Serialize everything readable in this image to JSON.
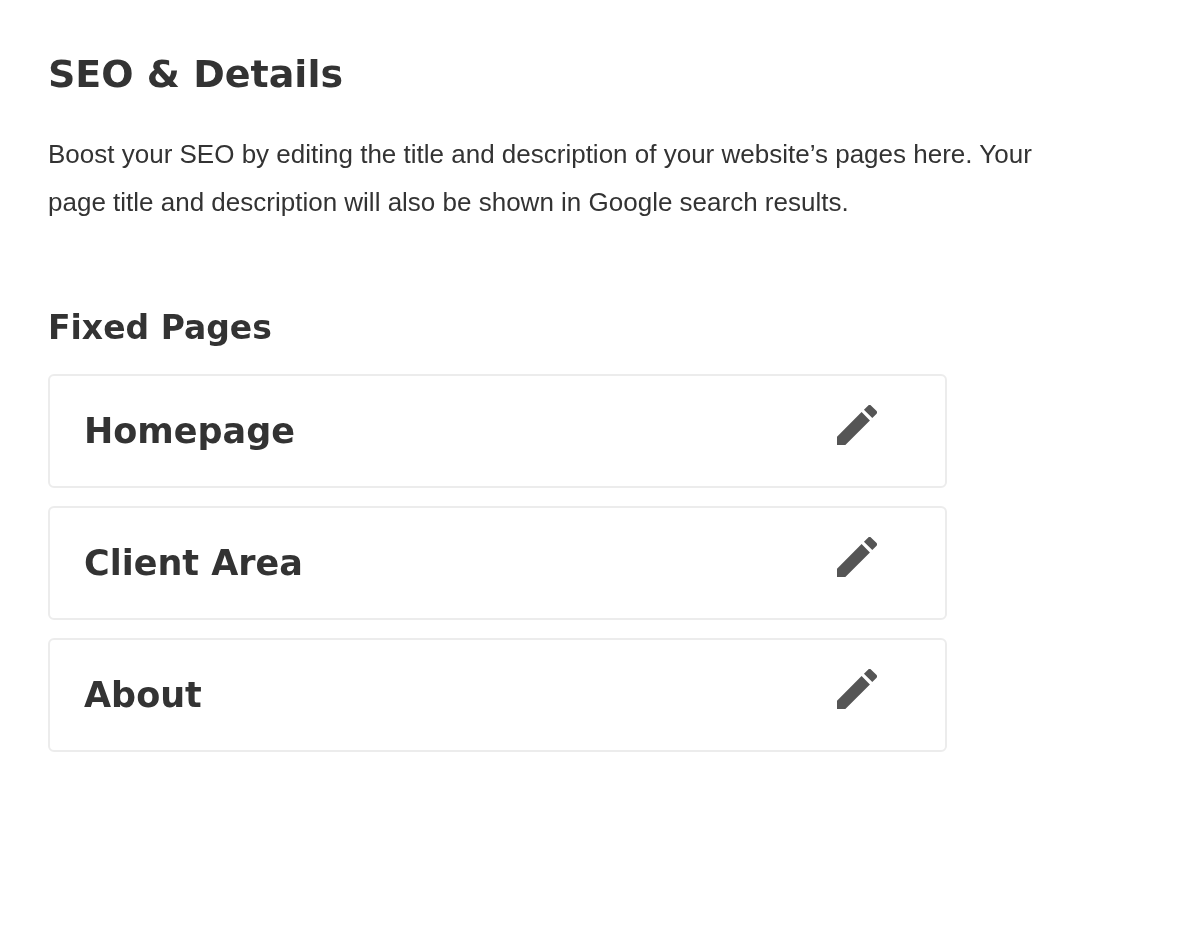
{
  "title": "SEO & Details",
  "description": "Boost your SEO by editing the title and description of your website’s pages here. Your page title and description will also be shown in Google search results.",
  "section": {
    "heading": "Fixed Pages",
    "pages": [
      {
        "label": "Homepage"
      },
      {
        "label": "Client Area"
      },
      {
        "label": "About"
      }
    ]
  }
}
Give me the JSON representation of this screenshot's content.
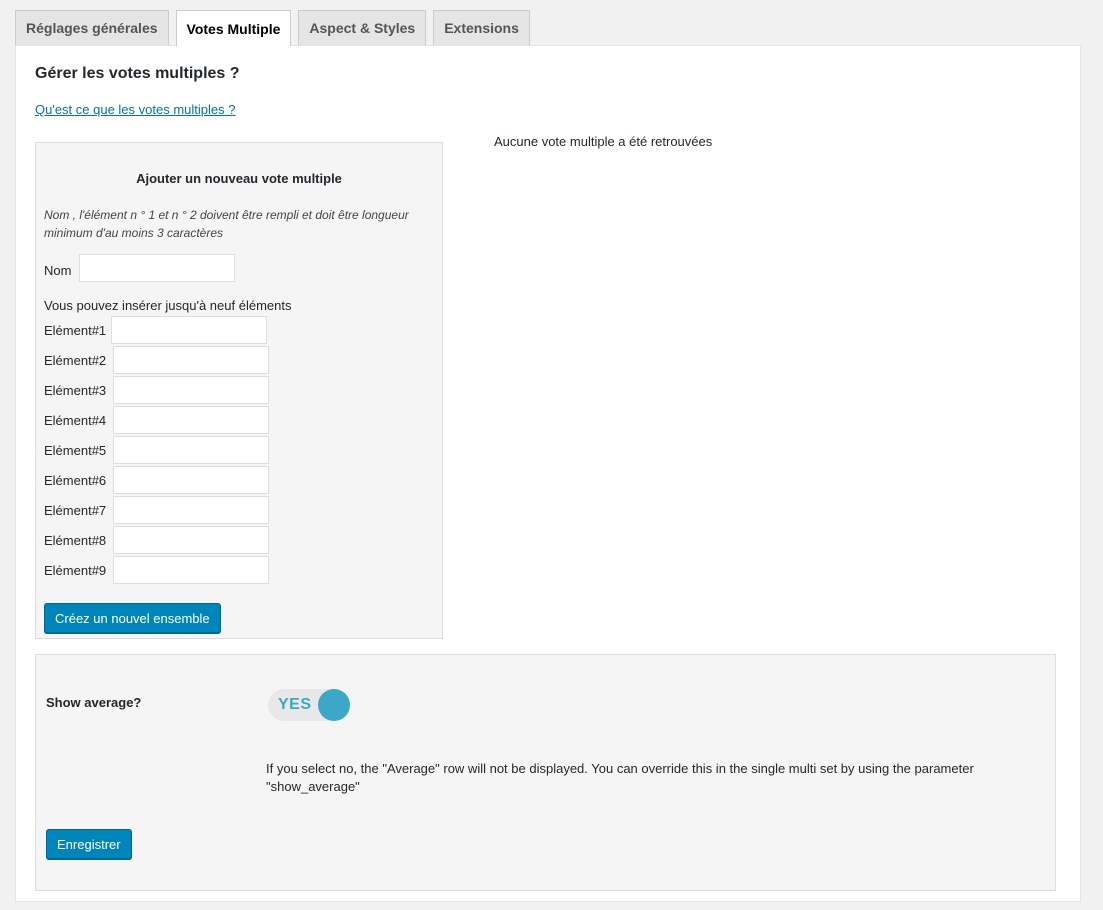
{
  "tabs": [
    {
      "label": "Réglages générales"
    },
    {
      "label": "Votes Multiple"
    },
    {
      "label": "Aspect & Styles"
    },
    {
      "label": "Extensions"
    }
  ],
  "main": {
    "heading": "Gérer les votes multiples ?",
    "help_link": "Qu'est ce que les votes multiples ?",
    "empty_message": "Aucune vote multiple a été retrouvées"
  },
  "add_form": {
    "title": "Ajouter un nouveau vote multiple",
    "note": "Nom , l'élément n ° 1 et n ° 2 doivent être rempli et doit être longueur minimum d'au moins 3 caractères",
    "name_label": "Nom",
    "name_value": "",
    "elements_hint": "Vous pouvez insérer jusqu'à neuf éléments",
    "elements": [
      {
        "label": "Elément#1",
        "value": ""
      },
      {
        "label": "Elément#2",
        "value": ""
      },
      {
        "label": "Elément#3",
        "value": ""
      },
      {
        "label": "Elément#4",
        "value": ""
      },
      {
        "label": "Elément#5",
        "value": ""
      },
      {
        "label": "Elément#6",
        "value": ""
      },
      {
        "label": "Elément#7",
        "value": ""
      },
      {
        "label": "Elément#8",
        "value": ""
      },
      {
        "label": "Elément#9",
        "value": ""
      }
    ],
    "create_button": "Créez un nouvel ensemble"
  },
  "settings": {
    "show_average_label": "Show average?",
    "toggle_text": "YES",
    "toggle_on": true,
    "description": "If you select no, the \"Average\" row will not be displayed. You can override this in the single multi set by using the parameter \"show_average\"",
    "save_button": "Enregistrer"
  },
  "colors": {
    "primary_button": "#0085ba",
    "link": "#0073aa",
    "toggle_accent": "#3ba8c7"
  }
}
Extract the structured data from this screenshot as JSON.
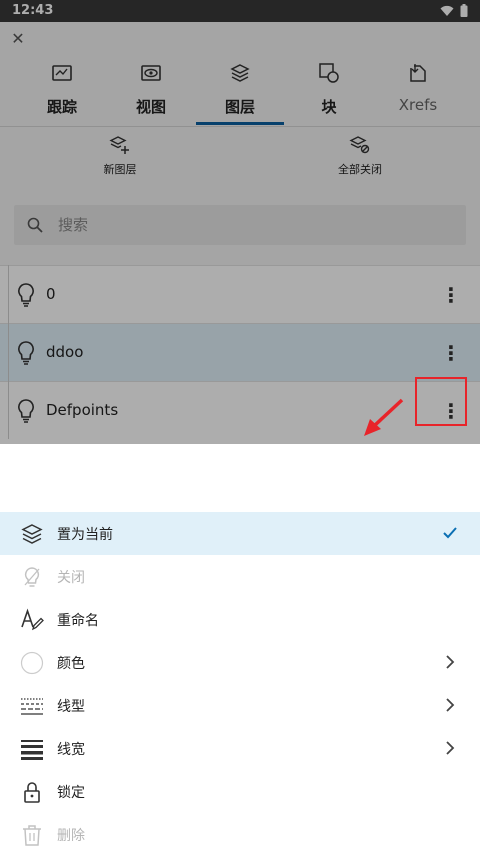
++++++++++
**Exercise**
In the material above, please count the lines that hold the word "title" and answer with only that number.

**Reply**
3